“What originally was meant as an unflattering review of the event itself has been construed by many as an assault on an entire culture. This was never my intention, and I meant no malice toward Native Americans. What occurred was nothing less than a lapse in fact-finding, cultural awareness and sensitivity on my part.”
He went on to “clarify and amend my statements, so that a dialogue can be opened” and comment on the errors with some of his comments.
The newspaper’s editor-in-chief Kevin O’Brien and managing editor Andy Kneis also apologized, noting that The Union Weekly isn’t the school’s “official source of news.” The Daily 49er newspaper, “which is associated with the Journalism department,” is.
They wrote “it is clear that the article in question contains language that triggers strong emotional response with those familiar with Native American culture. It was a lack of knowledge of these triggers that produced an article that many found fault with.”
See the full printed apologies here.
The Native American Journalists Association joined in on the criticism and sent a March 17 letter to the editor of The Union Weekly, calling its headline “a horrible choice” and the story “very disrespectful.” NAJA asked for an apology and called for diversity education.

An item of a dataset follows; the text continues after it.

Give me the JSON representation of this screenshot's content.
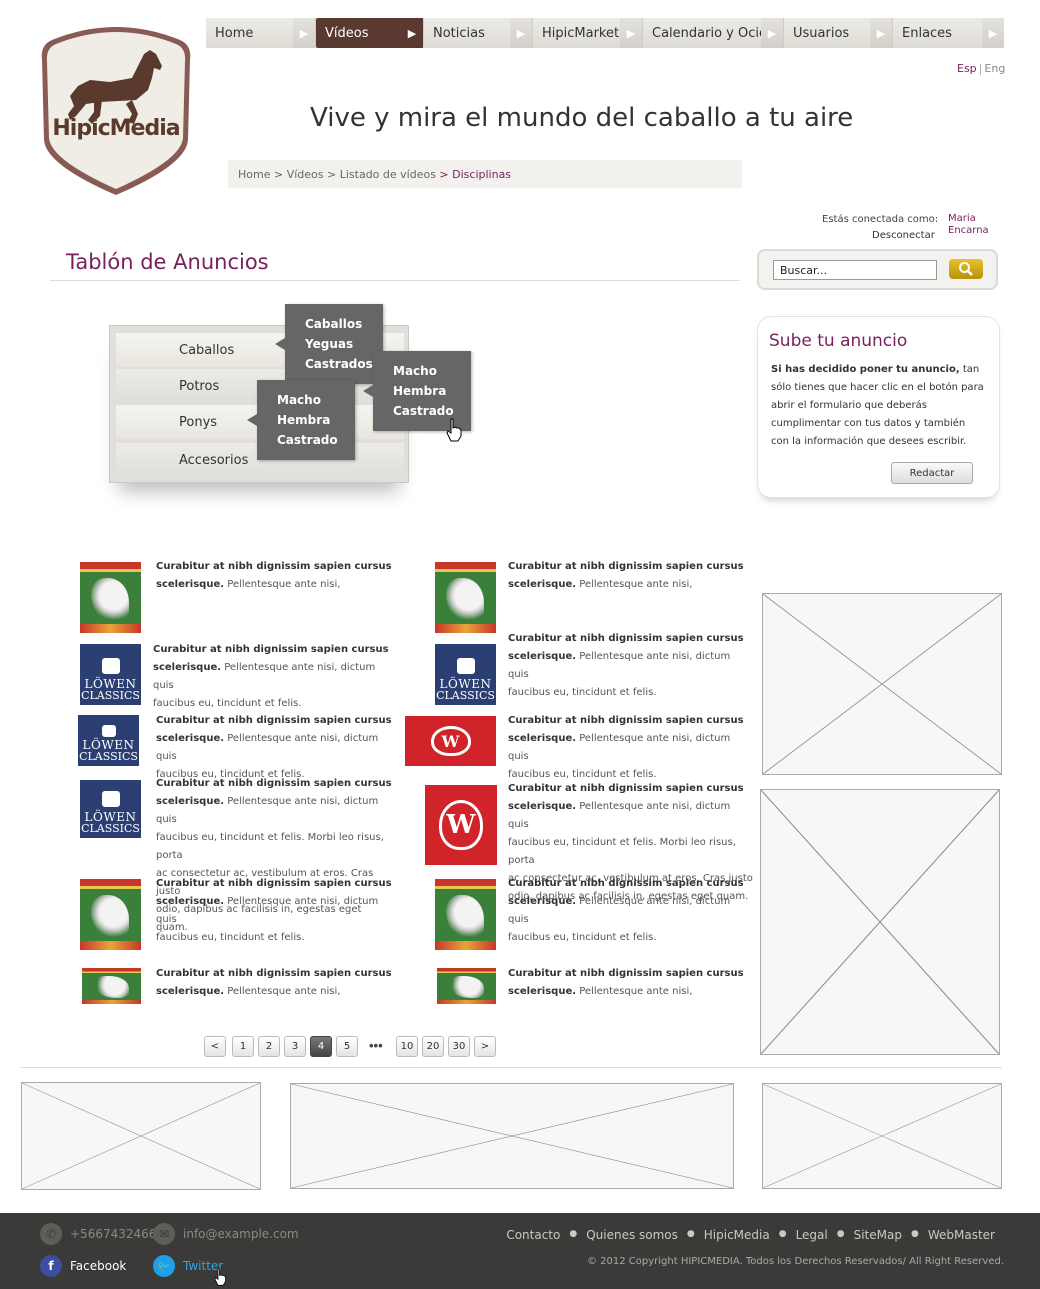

“This lack of understanding about Native Americans is why there is a need to have diversity courses. The Native American Journalists Associations is here for journalists if and when they need help covering stories.”
The Daily 49er noted that The Union Weekly’s policies call on its staff to “avoid stereotyping by race, gender, age, religion, ethnicity, geography, sexual orientation, disability, physical appearance or social status,” a tenet of the SPJ’s code of ethics.
Petition to Remove Editor Weeks Before School Year Ends
In an April 21 report, the Long Beach Press-Telegram noted that the American Indian Student Council had collected more than a thousand signatures on a petition for Kelly to be removed as editor.
The signatures so far are “twice the number needed” according to the council’s president. According to the Press-Telegram, the dean of students has to check signatures “before action can be taken.”
The Union Weekly “receives an annual $35,000 in funding through student fees. As editor, O’Brien is paid a stipend of about $220 per issue,” the Press-Telegram noted.
“We don’t believe student fees should go to support a weekly that prints these types of views,” council president Anderson is quoted as saying. “(O’Brien) is supposed to be making sure writers are following a journalistic code of conduct. He’s not imposing those rules.”
While O’Brien’s editor term ends “next month,” Anderson reportedly said “the vote, however, is more about making a point.”
In an opinion article for The Daily 49er, Matt Grippi argued that everyone should move on from the controversy because it’s “been blown completely out of proportion.”
Noting that the newspaper “publicly disowned the PowWow article”, Grippi commented that newspaper “won’t make the mistake again, especially after all of the media attention that they have received.” Instead of calling for the editor to lose his post, Grippi advocated sending letters to The Union Weekly.
StinkyJournalism is writing to NAJA and The Union Weekly for comment and will update with any response.
UPDATE: 04/29/2011 7:12 PM EST : Rhonda LeValdo, NAJA president, responded to StinkyJournalism’s e-mail inquiry. She wrote that the editors of the Union Weekly haven’t contacted NAJA. She wrote:
“The only contact we have had is through the American Indian Student Club that is on the campus and hosted the powwow. They thanked us for the letter, and informed us the apologies issued. Other than that, we have not heard anything from the school.”